Women's safety and agency have long been considered unworthy of public debate in India. But now, it seems that everyone has something to say — a story, an explanation, a theory. Abhijit Mukherjee's comment about "dented and painted" protesters was only the beginning. Since then, eminences from every political party and ideological bent have weighed in. Strange alliances seem to have sprouted between men who might disagree on everything else, but share perfect understanding on what a woman's place should be. The RSS chief would like a return to "Bharatiya" models of marriage, where a woman is a powerless drudge. The Jamaat-e-Islami thinks co-educational schools are the problem. Congress leader Botsa Satyanarayana suggested that the young woman who was gangraped had invited trouble by being out at night, and Asaram Bapu also thinks that she would have been spared if only she had appealed to the rapists, addressed them as "brother". Meanwhile, over in Puducherry, the education department has decided to tackle the problem by hiding schoolgirls in shapeless overcoats. In Rajasthan, the solicitous solution involved replacing skirts with pants/salwars.
The bad old tropes have all been aired, one by one — blaming the victim, suggesting the problem lay in women's freedom, their stepping out of the supposed domestic cocoon (itself a site of injustice and violence, a fact scarcely acknowledged). Women's bodies have been held responsible for tempting men to hurt and violate them.
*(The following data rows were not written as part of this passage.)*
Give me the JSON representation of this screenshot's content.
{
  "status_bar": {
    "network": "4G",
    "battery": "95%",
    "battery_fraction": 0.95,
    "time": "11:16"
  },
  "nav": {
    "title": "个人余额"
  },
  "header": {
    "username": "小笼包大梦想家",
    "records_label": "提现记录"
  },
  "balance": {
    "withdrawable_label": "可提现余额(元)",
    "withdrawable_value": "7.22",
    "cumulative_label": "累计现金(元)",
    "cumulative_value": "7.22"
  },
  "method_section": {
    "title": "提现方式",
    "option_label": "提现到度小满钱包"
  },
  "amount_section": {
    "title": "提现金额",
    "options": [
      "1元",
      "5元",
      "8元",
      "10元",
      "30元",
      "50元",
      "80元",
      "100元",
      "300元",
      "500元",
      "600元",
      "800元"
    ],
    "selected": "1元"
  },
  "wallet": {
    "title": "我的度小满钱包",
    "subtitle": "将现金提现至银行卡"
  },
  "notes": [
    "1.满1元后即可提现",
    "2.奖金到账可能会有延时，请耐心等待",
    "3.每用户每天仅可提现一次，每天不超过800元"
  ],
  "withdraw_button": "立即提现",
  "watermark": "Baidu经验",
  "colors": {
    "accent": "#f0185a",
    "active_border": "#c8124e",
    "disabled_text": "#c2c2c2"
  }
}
Women's rights to their cities and public spaces, their right to spend their time as they choose and wear what they like — rights that are automatically, thoughtlessly exercised by men — are being questioned all over again.